Lift Off

STEM_HP

Olivia Schiermeyer led fifth graders in a countdown as she manned a miniature rocket launcher at the “3…2…1 Lift Off” station. Several covered their ears in anticipation of the blast. … [Read more...]

In Search of Turtles

Senior Bryan Finch measures a turtle he found near the Fredericksburg Canal.
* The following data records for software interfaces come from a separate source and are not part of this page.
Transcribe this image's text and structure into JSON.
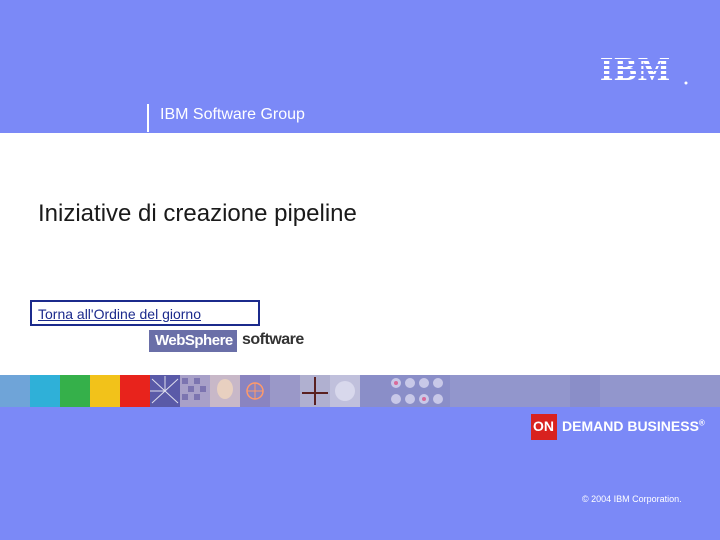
{
  "header": {
    "group_label": "IBM Software Group",
    "logo_text": "IBM"
  },
  "main": {
    "title": "Iniziative di creazione pipeline",
    "agenda_link": "Torna all'Ordine del giorno"
  },
  "branding": {
    "websphere_label": "WebSphere",
    "software_label": "software",
    "on_label": "ON",
    "demand_business_label": "DEMAND BUSINESS",
    "trademark": "®"
  },
  "footer": {
    "copyright": "© 2004 IBM Corporation."
  },
  "colors": {
    "background_blue": "#7b89f7",
    "link_blue": "#1b2a8c",
    "on_red": "#d8221f",
    "websphere_purple": "#6a6fa8"
  }
}
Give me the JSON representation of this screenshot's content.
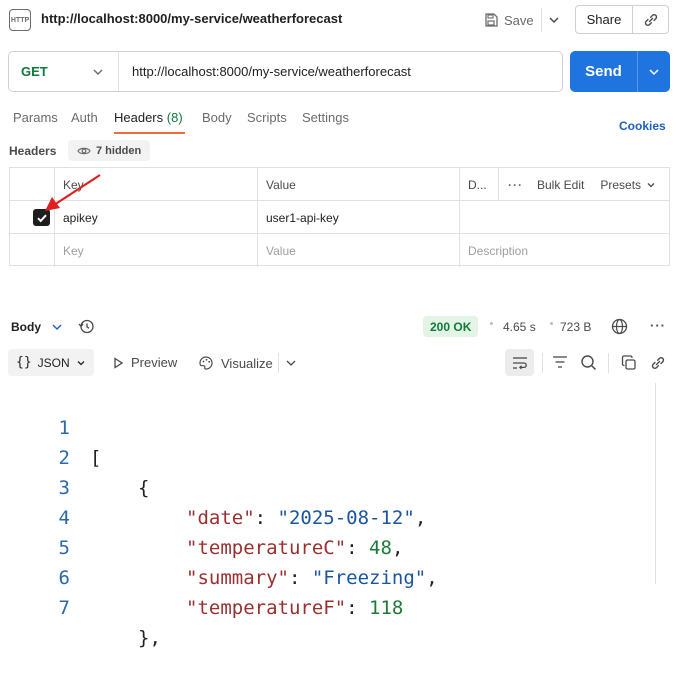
{
  "topbar": {
    "badge": "HTTP",
    "title": "http://localhost:8000/my-service/weatherforecast",
    "save_label": "Save",
    "share_label": "Share"
  },
  "request": {
    "method": "GET",
    "url": "http://localhost:8000/my-service/weatherforecast",
    "send_label": "Send"
  },
  "tabs": {
    "params": "Params",
    "auth": "Auth",
    "headers": "Headers",
    "headers_count": "(8)",
    "body": "Body",
    "scripts": "Scripts",
    "settings": "Settings",
    "cookies": "Cookies"
  },
  "headers_section": {
    "label": "Headers",
    "hidden": "7 hidden"
  },
  "table": {
    "col_key": "Key",
    "col_value": "Value",
    "col_desc": "D...",
    "bulk_edit": "Bulk Edit",
    "presets": "Presets",
    "rows": [
      {
        "key": "apikey",
        "value": "user1-api-key"
      }
    ],
    "placeholder_key": "Key",
    "placeholder_value": "Value",
    "placeholder_desc": "Description"
  },
  "response": {
    "body_label": "Body",
    "status": "200 OK",
    "time": "4.65 s",
    "size": "723 B"
  },
  "viewbar": {
    "format": "JSON",
    "preview": "Preview",
    "visualize": "Visualize"
  },
  "code": {
    "line_numbers": [
      "1",
      "2",
      "3",
      "4",
      "5",
      "6",
      "7"
    ],
    "open_bracket": "[",
    "open_brace": "{",
    "close_brace": "},",
    "date_key": "\"date\"",
    "date_val": "\"2025-08-12\"",
    "tc_key": "\"temperatureC\"",
    "tc_val": "48",
    "summary_key": "\"summary\"",
    "summary_val": "\"Freezing\"",
    "tf_key": "\"temperatureF\"",
    "tf_val": "118"
  },
  "colors": {
    "accent": "#1f74e0",
    "tab_underline": "#f26b3a",
    "success": "#0f7a3a",
    "annotation_arrow": "#e02020"
  }
}
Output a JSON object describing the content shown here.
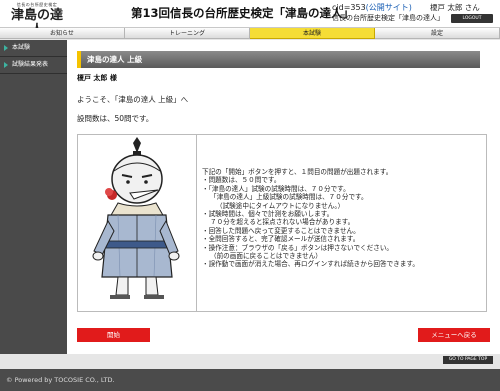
{
  "header": {
    "logo_small": "信長の台所歴史検定",
    "logo_big": "津島の達人",
    "title": "第13回信長の台所歴史検定「津島の達人」",
    "cid_label": "cid=353",
    "cid_public": "(公開サイト)",
    "subtitle": "信長の台所歴史検定「津島の達人」",
    "user_name": "榎戸 太郎 さん",
    "logout_label": "LOGOUT"
  },
  "nav": {
    "tabs": [
      {
        "label": "お知らせ",
        "active": false
      },
      {
        "label": "トレーニング",
        "active": false
      },
      {
        "label": "本試験",
        "active": true
      },
      {
        "label": "設定",
        "active": false
      }
    ]
  },
  "sidebar": {
    "items": [
      {
        "label": "本試験"
      },
      {
        "label": "試験結果発表"
      }
    ]
  },
  "main": {
    "section_title": "津島の達人 上級",
    "user_line": "榎戸 太郎 様",
    "welcome": "ようこそ、「津島の達人 上級」へ",
    "question_count": "設問数は、50問です。",
    "instructions": [
      "下記の「開始」ボタンを押すと、１問目の問題が出題されます。",
      "・問題数は、５０問です。",
      "・「津島の達人」試験の試験時間は、７０分です。",
      "「津島の達人」上級試験の試験時間は、７０分です。",
      "（試験途中にタイムアウトになりません。）",
      "・試験時間は、個々で計測をお願いします。",
      "７０分を超えると採点されない場合があります。",
      "・回答した問題へ戻って変更することはできません。",
      "・全問回答すると、完了確認メールが送信されます。",
      "・操作注意：ブラウザの「戻る」ボタンは押さないでください。",
      "（前の画面に戻ることはできません）",
      "・誤作動で画面が消えた場合、再ログインすれば続きから回答できます。"
    ],
    "start_label": "開始",
    "menu_label": "メニューへ戻る"
  },
  "pagetop_label": "GO TO PAGE TOP",
  "footer": {
    "copyright": "© Powered by TOCOSIE CO., LTD."
  },
  "colors": {
    "accent_red": "#e11b1b",
    "tab_active": "#f5dd36",
    "sidebar": "#4a4a4a",
    "footer": "#4b4b4b"
  }
}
An uncommon turtle discovery has sparked detective work between a University of Mary Washington professor and his students that will help shed light on the species in the Fredericksburg region. More than two years ago, Professor of Biology Werner Wieland asked students in one of his classes to bring in a local animal. Much to Wieland’s surprise, one student brought in a species of turtle – a yellow-bellied slider – that is not known to occur in the Fredericksburg area. The find brought up questions for Wieland— was this turtle an isolated case or is there a bigger population established? With the help of seniors Yoshi Takeda and Bryan Finch, Wieland has spent the last two summers finding out. Wieland’s project is one of dozens funded through UMW’s Summer Science Institute, a 10-week undergraduate research program started in 1999. The students and professors will present their work at an all-day symposium on Wednesday, July 24. This summer, Wieland and his students … [Read more...]

Culturing Independent Inquiry
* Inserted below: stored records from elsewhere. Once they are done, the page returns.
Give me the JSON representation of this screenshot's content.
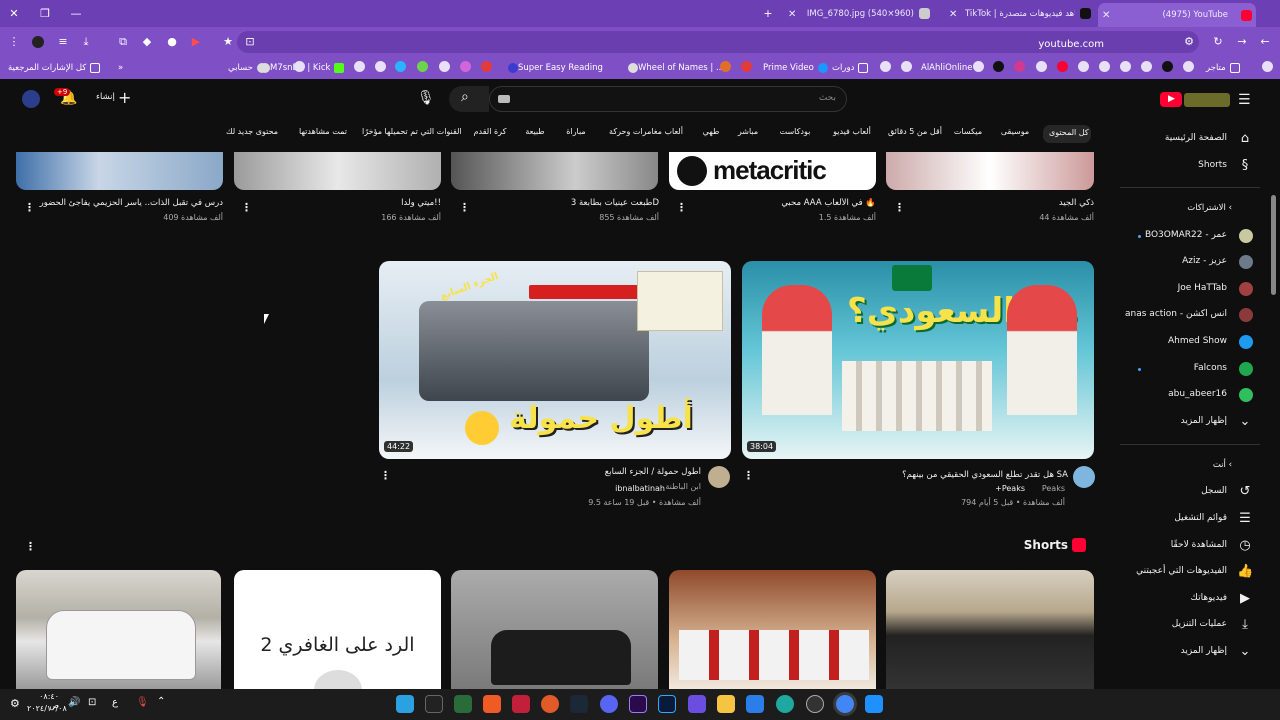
{
  "browser": {
    "tabs": [
      {
        "title": "(4975) YouTube",
        "active": true
      },
      {
        "title": "TikTok | شاهد فيديوهات متصدرة",
        "active": false
      },
      {
        "title": "IMG_6780.jpg (540×960)",
        "active": false
      }
    ],
    "url": "youtube.com",
    "bookmarks": [
      "كل الإشارات المرجعية",
      "حسابي",
      "M7snEQ | Kick",
      "Super Easy Reading",
      "Wheel of Names | ...",
      "Prime Video",
      "دورات",
      "AlAhliOnline",
      "متاجر"
    ]
  },
  "header": {
    "search_placeholder": "بحث",
    "create_label": "إنشاء",
    "notifications_badge": "+9"
  },
  "chips": [
    "كل المحتوى",
    "موسيقى",
    "ميكسات",
    "أقل من 5 دقائق",
    "ألعاب فيديو",
    "بودكاست",
    "مباشر",
    "طهي",
    "ألعاب مغامرات وحركة",
    "مباراة",
    "طبيعة",
    "كرة القدم",
    "القنوات التي تم تحميلها مؤخرًا",
    "تمت مشاهدتها",
    "محتوى جديد لك"
  ],
  "top_row": [
    {
      "title": "ذكي الجيد",
      "views": "44 ألف مشاهدة"
    },
    {
      "title": "محبي AAA في الألعاب 🔥",
      "views": "1.5 ألف مشاهدة"
    },
    {
      "title": "طبعت عينيات بطابعة 3D",
      "views": "855 ألف مشاهدة"
    },
    {
      "title": "ميتي ولدا!!",
      "views": "166 ألف مشاهدة"
    },
    {
      "title": "درس في تقبل الذات.. ياسر الحزيمي يفاجئ الحضور",
      "views": "409 ألف مشاهدة"
    }
  ],
  "videos": [
    {
      "title": "هل تقدر تطلع السعودي الحقيقي من بينهم؟ SA",
      "channel": "Peaks",
      "channel_extra": "+Peaks",
      "stats": "794 ألف مشاهدة • قبل 5 أيام",
      "duration": "38:04"
    },
    {
      "title": "أطول حمولة / الجزء السابع",
      "channel": "ابن الباطنة",
      "handle": "ibnalbatinah",
      "stats": "9.5 ألف مشاهدة • قبل 19 ساعة",
      "duration": "44:22"
    }
  ],
  "shorts_title": "Shorts",
  "shorts_caption": "الرد على الغافري 2",
  "sidebar": {
    "home": "الصفحة الرئيسية",
    "shorts": "Shorts",
    "subs_title": "الاشتراكات",
    "subs": [
      "BO3OMAR22 - عمر",
      "Aziz - عزيز",
      "Joe HaTTab",
      "anas action - انس اكشن",
      "Ahmed Show",
      "Falcons",
      "abu_abeer16"
    ],
    "show_more": "إظهار المزيد",
    "you_title": "أنت",
    "you_items": [
      "السجل",
      "قوائم التشغيل",
      "المشاهدة لاحقًا",
      "الفيديوهات التي أعجبتني",
      "فيديوهاتك",
      "عمليات التنزيل",
      "إظهار المزيد"
    ]
  },
  "taskbar": {
    "time": "٠٨:٤٠ ص",
    "date": "٢٠٢٤/١٠/٠٨",
    "lang": "ع"
  },
  "thumb_texts": {
    "metacritic": "metacritic",
    "man_alsaudi": "من السعودي؟",
    "atwal_humula": "أطول حمولة",
    "part7": "الجزء السابع"
  },
  "colors": {
    "browser": "#7f4fc6",
    "tabbar": "#6c3fb4",
    "bg": "#0f0f0f",
    "yt_red": "#ff0033"
  }
}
Bio Research_gm

In the tissue culture lab in the University of Mary Washington’s Jepson Hall, Chloe Fusselman donned a white lab coat, put on gloves and carefully picked up a beaker of liquid. She was practicing her sterile lab techniques with her adviser, Professor of Biology Deborah O’Dell, since the methods are critical to her research project this semester. Fusselman and fellow senior biology major Kara Arbogast are both researching the chemical bisphenol A, known as BPA, in separate projects. Both students received undergraduate research grants from UMW for their work. Fusselman’s project looks at the effect of BPA, a chemical found in many everyday household products, on healthy prostate cells. BPA, O’Dell explained, mimics the hormone estrogen and is frequently linked to breast cancer. “In the literature, there are some references that BPA could be linked to prostate cancer, too,” O’Dell said. Research like Fusselman’s will help scientists find out. As Fusselman developed her … [Read more...]
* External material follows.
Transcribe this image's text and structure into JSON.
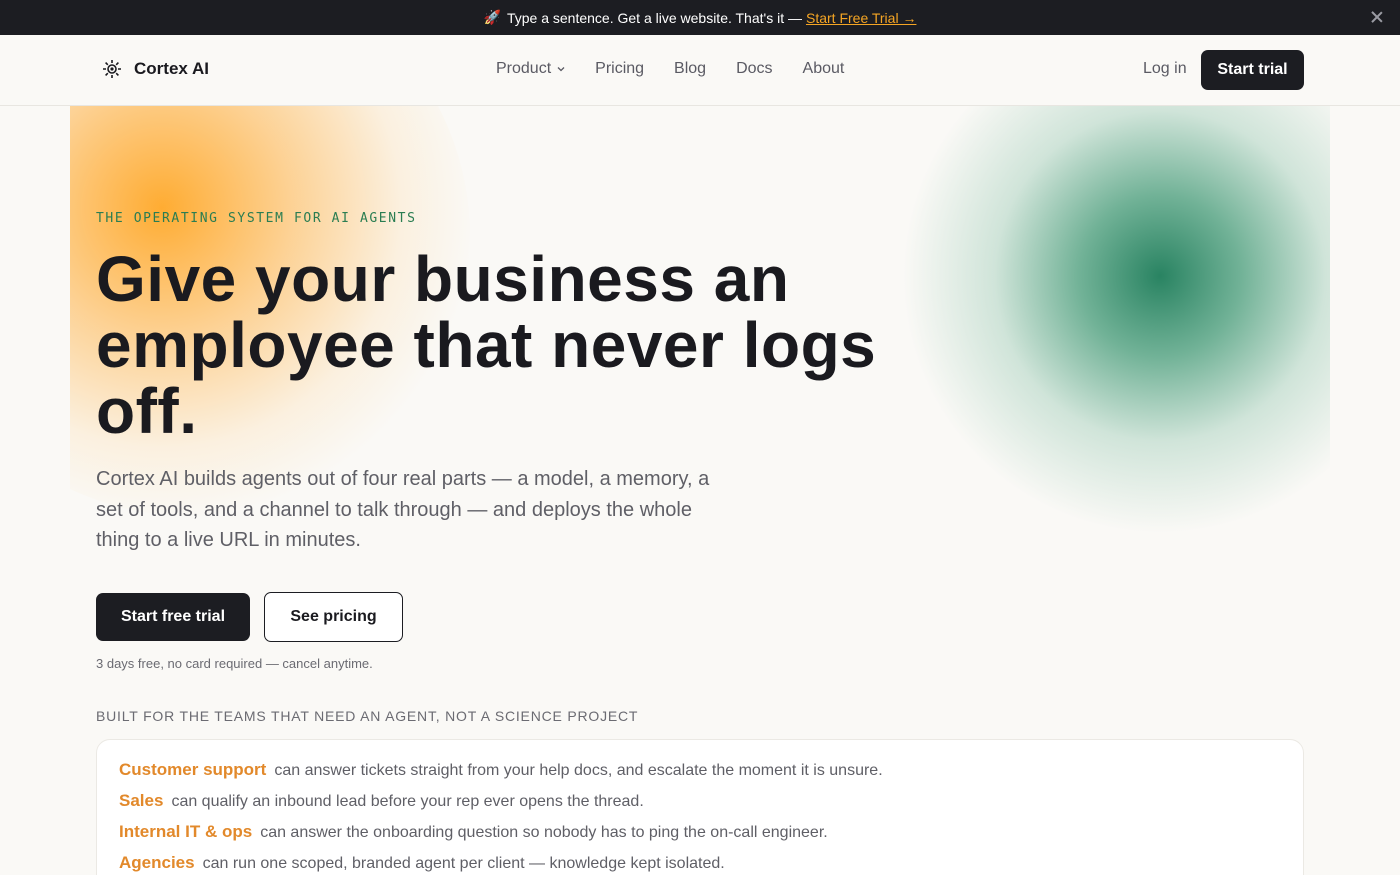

Seeking Feathered Friends

Andrew Dolby 4

For Andrew Dolby, a stressed-out bird is a big deal. Dolby, professor and chair of the biology department, is researching the stress response in birds, specifically, the Tufted Titmouse. During the spring semester he worked with three students to catch birds on UMW property and at sites in southern Stafford County. They took their measurements and vital signs and collected small blood samples for fellow biology professor Deborah O’Dell to perform heat shock protein analysis in the Jepson Hall labs. Heat shock proteins, similar in function to stress hormones, are indicators of chronic stress. Sources of chronic stress for a bird might be habitat deterioration, parasitism, or long-term food shortages.  Dolby and O’Dell received a grant from the Virginia Society of Ornithology for the unique project. “Only two other laboratories in North America are using heat shock proteins to study stress in free-ranging birds,” Dolby said. Since the proteins are found in almost every organism, … [Read more...]